──────── DATA FOR PROCESSING ────────
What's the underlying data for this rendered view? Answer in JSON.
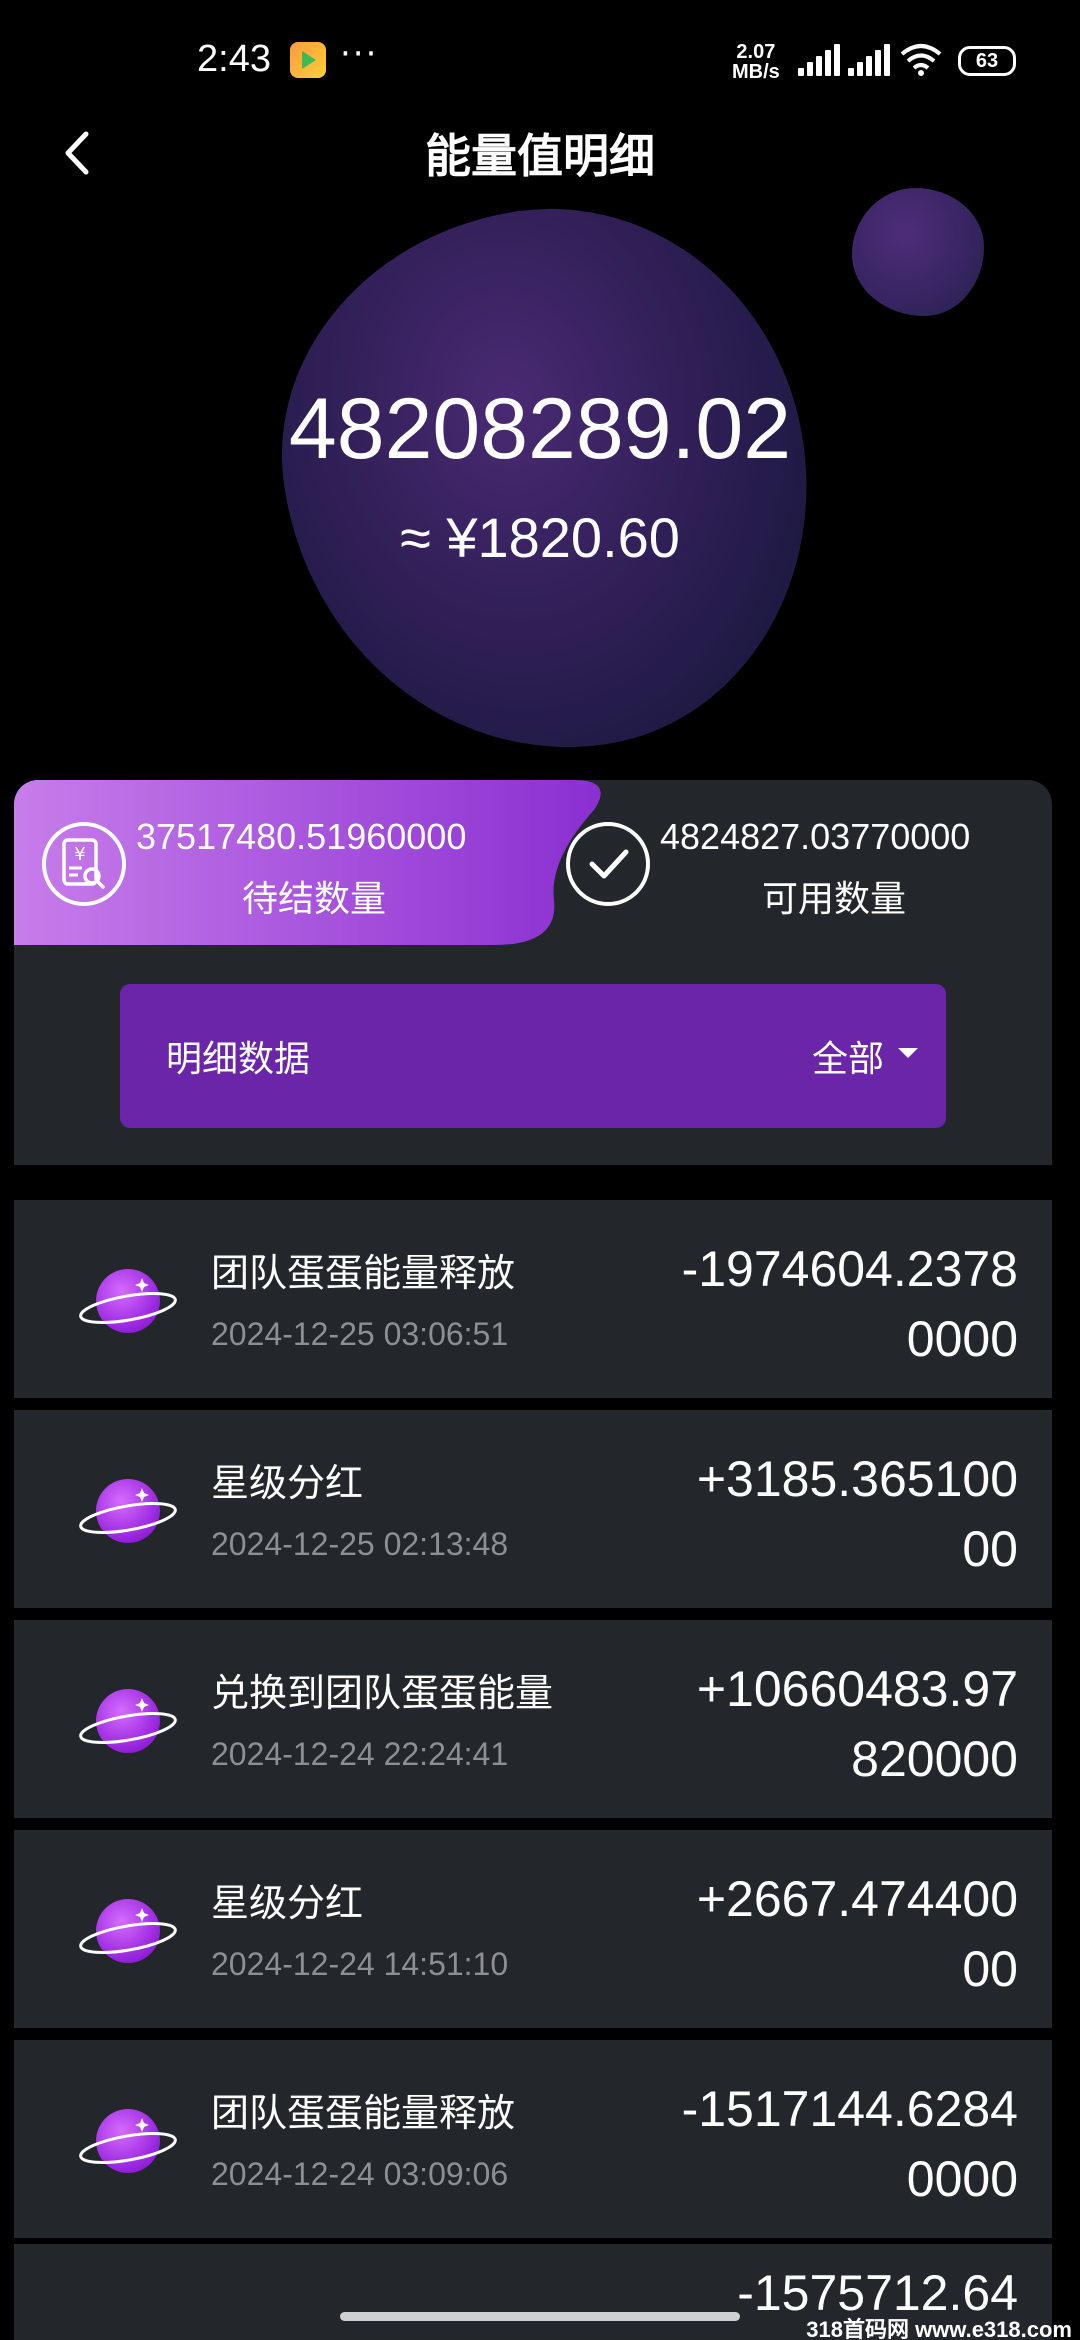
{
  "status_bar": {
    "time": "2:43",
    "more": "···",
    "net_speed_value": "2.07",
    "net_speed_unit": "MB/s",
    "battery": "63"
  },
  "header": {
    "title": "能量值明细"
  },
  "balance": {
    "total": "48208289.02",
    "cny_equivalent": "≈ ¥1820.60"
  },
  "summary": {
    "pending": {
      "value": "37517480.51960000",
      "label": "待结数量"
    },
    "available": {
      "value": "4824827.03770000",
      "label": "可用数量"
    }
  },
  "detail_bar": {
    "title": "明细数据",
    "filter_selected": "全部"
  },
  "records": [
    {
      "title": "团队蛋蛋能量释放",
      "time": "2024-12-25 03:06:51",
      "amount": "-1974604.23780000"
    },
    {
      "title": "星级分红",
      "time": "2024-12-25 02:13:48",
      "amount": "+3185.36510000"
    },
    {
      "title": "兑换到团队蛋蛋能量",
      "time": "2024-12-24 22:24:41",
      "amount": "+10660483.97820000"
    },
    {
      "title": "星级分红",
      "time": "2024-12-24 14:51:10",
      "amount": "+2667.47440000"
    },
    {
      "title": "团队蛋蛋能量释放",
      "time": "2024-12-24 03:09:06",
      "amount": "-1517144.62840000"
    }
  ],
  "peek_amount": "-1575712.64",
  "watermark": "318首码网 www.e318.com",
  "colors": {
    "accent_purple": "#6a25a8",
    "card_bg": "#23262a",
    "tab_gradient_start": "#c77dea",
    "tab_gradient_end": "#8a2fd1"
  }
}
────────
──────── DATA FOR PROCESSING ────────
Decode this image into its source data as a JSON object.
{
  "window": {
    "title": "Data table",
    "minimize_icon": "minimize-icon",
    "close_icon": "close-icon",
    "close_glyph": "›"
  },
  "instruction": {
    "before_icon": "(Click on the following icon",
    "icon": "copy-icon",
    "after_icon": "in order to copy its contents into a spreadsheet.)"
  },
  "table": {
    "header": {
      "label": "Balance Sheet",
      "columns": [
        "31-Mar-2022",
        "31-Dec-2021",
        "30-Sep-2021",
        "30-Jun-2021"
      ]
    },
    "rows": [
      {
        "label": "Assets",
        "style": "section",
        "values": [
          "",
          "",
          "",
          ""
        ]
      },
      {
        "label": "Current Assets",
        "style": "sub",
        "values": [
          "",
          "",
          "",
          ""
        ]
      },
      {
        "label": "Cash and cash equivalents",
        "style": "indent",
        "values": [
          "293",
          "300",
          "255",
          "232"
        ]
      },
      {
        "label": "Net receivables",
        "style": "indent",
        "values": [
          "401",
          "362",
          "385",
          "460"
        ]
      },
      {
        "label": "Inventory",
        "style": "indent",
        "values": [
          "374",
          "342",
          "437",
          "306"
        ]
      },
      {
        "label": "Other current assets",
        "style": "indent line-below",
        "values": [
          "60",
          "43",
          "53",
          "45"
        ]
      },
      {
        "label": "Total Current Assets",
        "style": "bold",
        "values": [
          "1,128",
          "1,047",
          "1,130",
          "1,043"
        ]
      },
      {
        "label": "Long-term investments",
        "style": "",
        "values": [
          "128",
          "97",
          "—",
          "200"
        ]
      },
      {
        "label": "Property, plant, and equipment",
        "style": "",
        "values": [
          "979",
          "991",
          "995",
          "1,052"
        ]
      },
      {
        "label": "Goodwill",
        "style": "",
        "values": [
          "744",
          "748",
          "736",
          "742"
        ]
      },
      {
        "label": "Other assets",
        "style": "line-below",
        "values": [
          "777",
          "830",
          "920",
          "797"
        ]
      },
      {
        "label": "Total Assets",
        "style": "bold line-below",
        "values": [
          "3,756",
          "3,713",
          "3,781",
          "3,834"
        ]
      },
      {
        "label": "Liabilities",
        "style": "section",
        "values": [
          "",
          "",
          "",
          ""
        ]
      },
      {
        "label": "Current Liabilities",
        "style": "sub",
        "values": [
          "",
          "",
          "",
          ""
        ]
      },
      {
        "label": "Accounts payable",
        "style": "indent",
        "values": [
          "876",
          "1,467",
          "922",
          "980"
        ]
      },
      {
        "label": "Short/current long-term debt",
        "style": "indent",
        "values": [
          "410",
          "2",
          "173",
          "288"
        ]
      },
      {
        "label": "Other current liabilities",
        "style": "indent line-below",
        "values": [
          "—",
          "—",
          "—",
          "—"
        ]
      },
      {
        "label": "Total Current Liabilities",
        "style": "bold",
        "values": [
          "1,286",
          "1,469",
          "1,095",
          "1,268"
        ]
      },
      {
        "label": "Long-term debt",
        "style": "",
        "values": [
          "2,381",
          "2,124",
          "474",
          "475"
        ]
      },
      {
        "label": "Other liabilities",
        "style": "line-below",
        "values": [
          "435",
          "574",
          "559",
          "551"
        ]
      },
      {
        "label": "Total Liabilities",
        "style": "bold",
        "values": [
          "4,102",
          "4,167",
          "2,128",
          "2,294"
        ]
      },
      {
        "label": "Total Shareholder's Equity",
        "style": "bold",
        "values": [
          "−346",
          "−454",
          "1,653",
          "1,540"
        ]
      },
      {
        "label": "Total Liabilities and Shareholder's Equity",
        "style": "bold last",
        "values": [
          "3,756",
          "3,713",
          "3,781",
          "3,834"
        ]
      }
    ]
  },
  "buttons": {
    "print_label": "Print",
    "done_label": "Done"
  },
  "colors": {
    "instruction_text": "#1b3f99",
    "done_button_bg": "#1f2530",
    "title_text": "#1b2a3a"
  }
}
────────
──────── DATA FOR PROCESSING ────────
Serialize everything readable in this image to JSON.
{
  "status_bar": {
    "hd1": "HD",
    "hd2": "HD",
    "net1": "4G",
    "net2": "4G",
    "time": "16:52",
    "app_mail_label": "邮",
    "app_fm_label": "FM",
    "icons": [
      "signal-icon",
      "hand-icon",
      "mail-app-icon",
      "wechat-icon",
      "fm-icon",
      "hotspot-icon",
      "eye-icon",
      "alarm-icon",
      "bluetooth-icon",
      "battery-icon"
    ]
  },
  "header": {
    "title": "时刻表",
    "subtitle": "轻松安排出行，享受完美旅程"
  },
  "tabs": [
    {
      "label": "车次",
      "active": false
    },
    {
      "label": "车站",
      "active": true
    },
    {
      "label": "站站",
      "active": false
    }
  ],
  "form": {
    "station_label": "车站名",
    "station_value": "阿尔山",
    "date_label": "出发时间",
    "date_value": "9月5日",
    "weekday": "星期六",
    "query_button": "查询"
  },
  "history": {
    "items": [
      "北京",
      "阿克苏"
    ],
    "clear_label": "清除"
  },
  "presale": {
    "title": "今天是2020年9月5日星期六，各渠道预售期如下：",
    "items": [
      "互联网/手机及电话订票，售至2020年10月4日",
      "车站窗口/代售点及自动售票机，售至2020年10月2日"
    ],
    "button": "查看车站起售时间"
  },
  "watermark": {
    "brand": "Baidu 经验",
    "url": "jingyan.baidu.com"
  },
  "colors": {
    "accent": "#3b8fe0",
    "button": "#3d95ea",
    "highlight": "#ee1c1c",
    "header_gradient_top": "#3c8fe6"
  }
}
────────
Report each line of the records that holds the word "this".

- WRITTEN RESPONSE
What's the underlying data for this rendered view? Answer in JSON.
Decode this image into its source data as a JSON object.
Serialize everything readable in this image to JSON.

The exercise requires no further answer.